> [DATA TO EXAMINE]

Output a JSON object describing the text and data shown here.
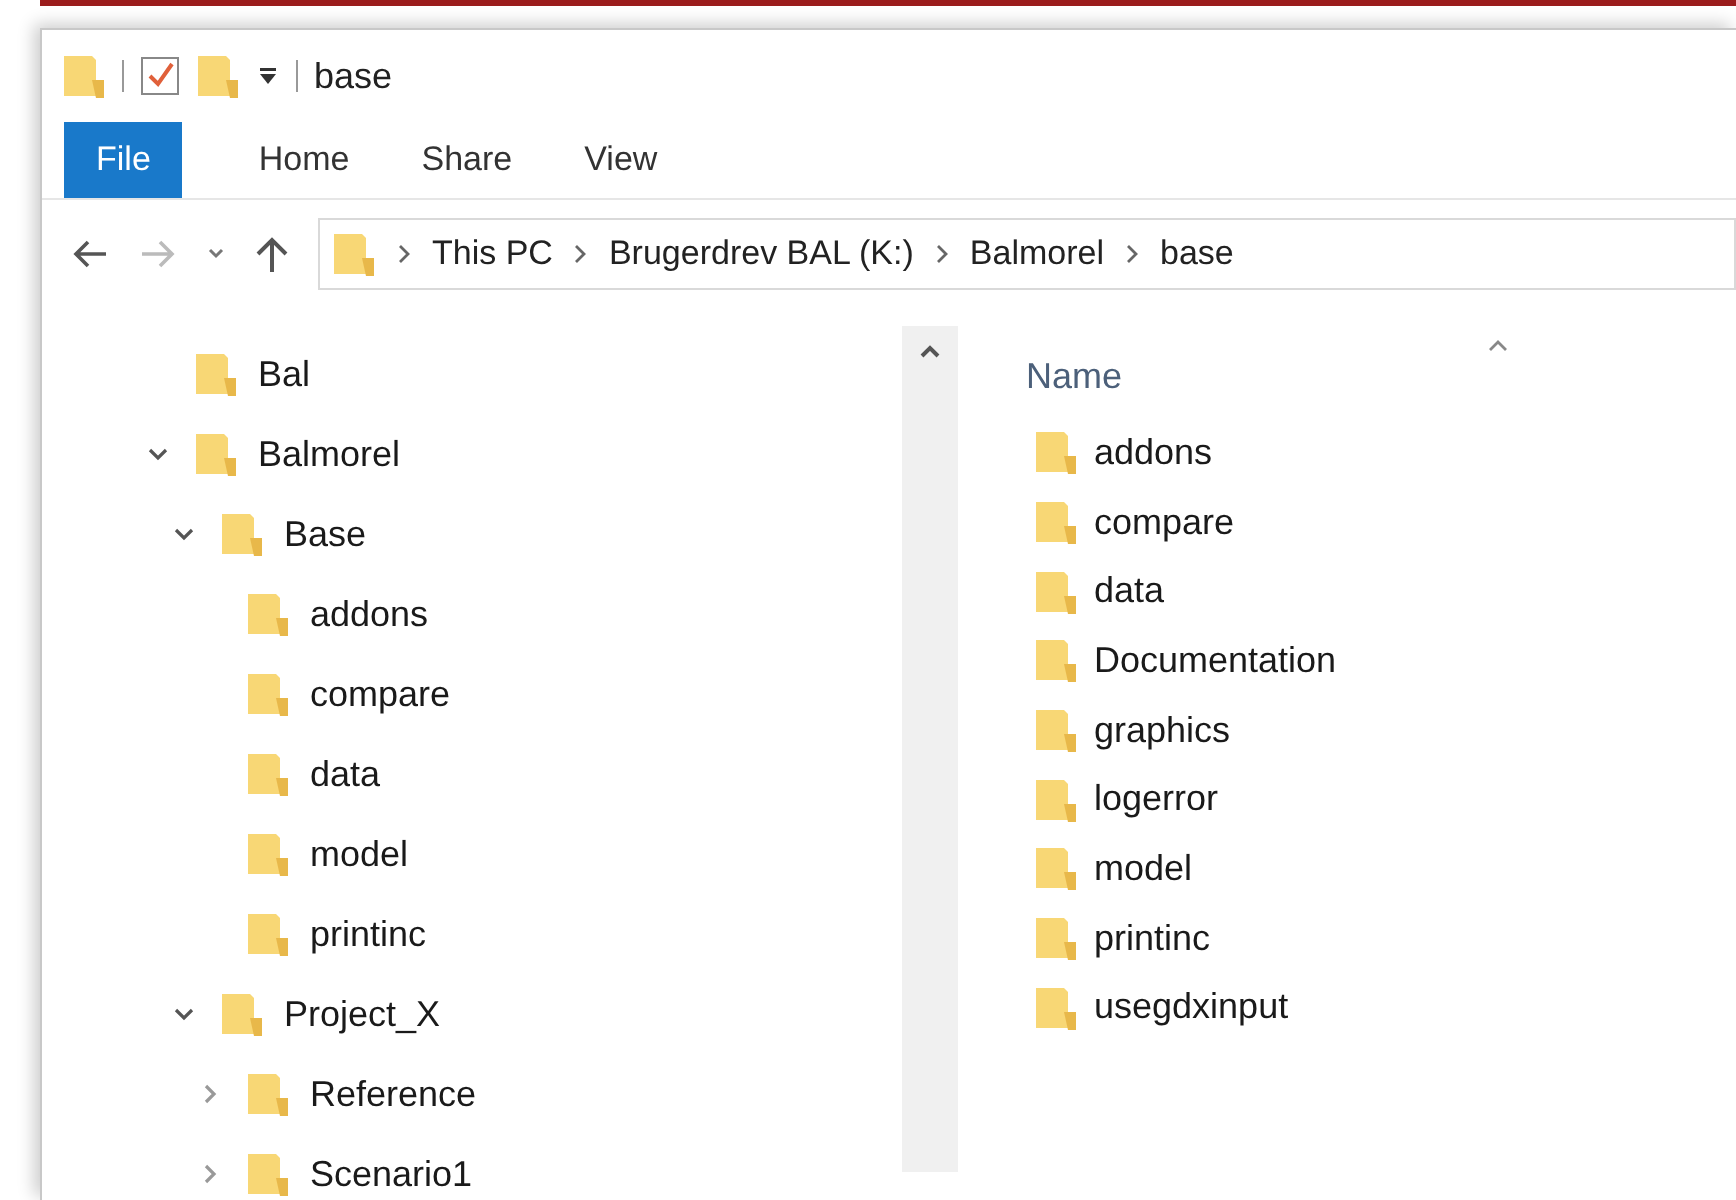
{
  "window": {
    "title": "base"
  },
  "ribbon_tabs": [
    {
      "label": "File",
      "selected": true
    },
    {
      "label": "Home",
      "selected": false
    },
    {
      "label": "Share",
      "selected": false
    },
    {
      "label": "View",
      "selected": false
    }
  ],
  "address_bar": {
    "path": [
      "This PC",
      "Brugerdrev BAL (K:)",
      "Balmorel",
      "base"
    ]
  },
  "navigation_tree": [
    {
      "label": "Bal",
      "kind": "leaf"
    },
    {
      "label": "Balmorel",
      "kind": "expandable",
      "expanded": true,
      "children": [
        {
          "label": "Base",
          "kind": "expandable",
          "expanded": true,
          "children": [
            {
              "label": "addons",
              "kind": "leaf"
            },
            {
              "label": "compare",
              "kind": "leaf"
            },
            {
              "label": "data",
              "kind": "leaf"
            },
            {
              "label": "model",
              "kind": "leaf"
            },
            {
              "label": "printinc",
              "kind": "leaf"
            }
          ]
        },
        {
          "label": "Project_X",
          "kind": "expandable",
          "expanded": true,
          "children": [
            {
              "label": "Reference",
              "kind": "expandable",
              "expanded": false
            },
            {
              "label": "Scenario1",
              "kind": "expandable",
              "expanded": false
            }
          ]
        }
      ]
    }
  ],
  "file_list": {
    "column": "Name",
    "items": [
      "addons",
      "compare",
      "data",
      "Documentation",
      "graphics",
      "logerror",
      "model",
      "printinc",
      "usegdxinput"
    ]
  }
}
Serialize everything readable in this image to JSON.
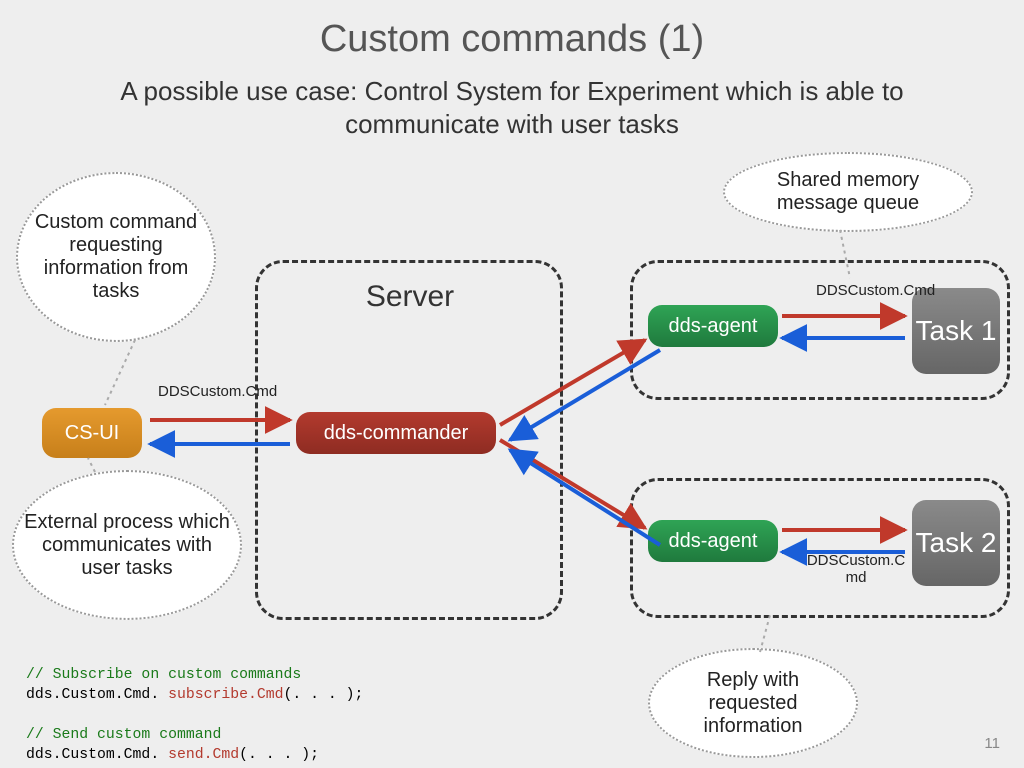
{
  "title": "Custom commands (1)",
  "subtitle": "A possible use case: Control System for Experiment which is able to communicate with user tasks",
  "page_number": "11",
  "callouts": {
    "top_left": "Custom command requesting information from tasks",
    "shared_mem": "Shared memory message queue",
    "ext_proc": "External process which communicates with user tasks",
    "reply": "Reply with requested information"
  },
  "labels": {
    "server": "Server",
    "cs_ui": "CS-UI",
    "dds_commander": "dds-commander",
    "dds_agent": "dds-agent",
    "task1": "Task 1",
    "task2": "Task 2",
    "dds_custom_cmd": "DDSCustom.Cmd",
    "dds_custom_cmd_wrap": "DDSCustom.C md"
  },
  "code": {
    "l1": "// Subscribe on custom commands",
    "l2_pre": "dds.Custom.Cmd. ",
    "l2_fn": "subscribe.Cmd",
    "l2_post": "(. . . );",
    "l3": "// Send custom command",
    "l4_pre": "dds.Custom.Cmd. ",
    "l4_fn": "send.Cmd",
    "l4_post": "(. . . );"
  }
}
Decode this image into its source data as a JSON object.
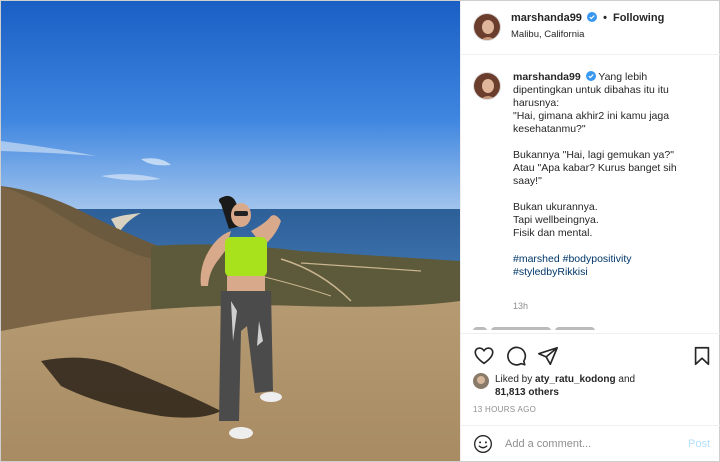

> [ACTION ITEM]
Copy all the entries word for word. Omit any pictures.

> [TASK RESPONSE]
Output a JSON object describing the text and data shown here.
{
  "window": {
    "title": "base"
  },
  "ribbon_tabs": [
    {
      "label": "File",
      "selected": true
    },
    {
      "label": "Home",
      "selected": false
    },
    {
      "label": "Share",
      "selected": false
    },
    {
      "label": "View",
      "selected": false
    }
  ],
  "address_bar": {
    "path": [
      "This PC",
      "Brugerdrev BAL (K:)",
      "Balmorel",
      "base"
    ]
  },
  "navigation_tree": [
    {
      "label": "Bal",
      "kind": "leaf"
    },
    {
      "label": "Balmorel",
      "kind": "expandable",
      "expanded": true,
      "children": [
        {
          "label": "Base",
          "kind": "expandable",
          "expanded": true,
          "children": [
            {
              "label": "addons",
              "kind": "leaf"
            },
            {
              "label": "compare",
              "kind": "leaf"
            },
            {
              "label": "data",
              "kind": "leaf"
            },
            {
              "label": "model",
              "kind": "leaf"
            },
            {
              "label": "printinc",
              "kind": "leaf"
            }
          ]
        },
        {
          "label": "Project_X",
          "kind": "expandable",
          "expanded": true,
          "children": [
            {
              "label": "Reference",
              "kind": "expandable",
              "expanded": false
            },
            {
              "label": "Scenario1",
              "kind": "expandable",
              "expanded": false
            }
          ]
        }
      ]
    }
  ],
  "file_list": {
    "column": "Name",
    "items": [
      "addons",
      "compare",
      "data",
      "Documentation",
      "graphics",
      "logerror",
      "model",
      "printinc",
      "usegdxinput"
    ]
  }
}
Serialize everything readable in this image to JSON.
{
  "title": "Custom commands (1)",
  "subtitle": "A possible use case: Control System for Experiment which is able to communicate with user tasks",
  "page_number": "11",
  "callouts": {
    "top_left": "Custom command requesting information from tasks",
    "shared_mem": "Shared memory message queue",
    "ext_proc": "External process which communicates with user tasks",
    "reply": "Reply with requested information"
  },
  "labels": {
    "server": "Server",
    "cs_ui": "CS-UI",
    "dds_commander": "dds-commander",
    "dds_agent": "dds-agent",
    "task1": "Task 1",
    "task2": "Task 2",
    "dds_custom_cmd": "DDSCustom.Cmd",
    "dds_custom_cmd_wrap": "DDSCustom.C md"
  },
  "code": {
    "l1": "// Subscribe on custom commands",
    "l2_pre": "dds.Custom.Cmd. ",
    "l2_fn": "subscribe.Cmd",
    "l2_post": "(. . . );",
    "l3": "// Send custom command",
    "l4_pre": "dds.Custom.Cmd. ",
    "l4_fn": "send.Cmd",
    "l4_post": "(. . . );"
  }
}
Decode this image into its source data as a JSON object.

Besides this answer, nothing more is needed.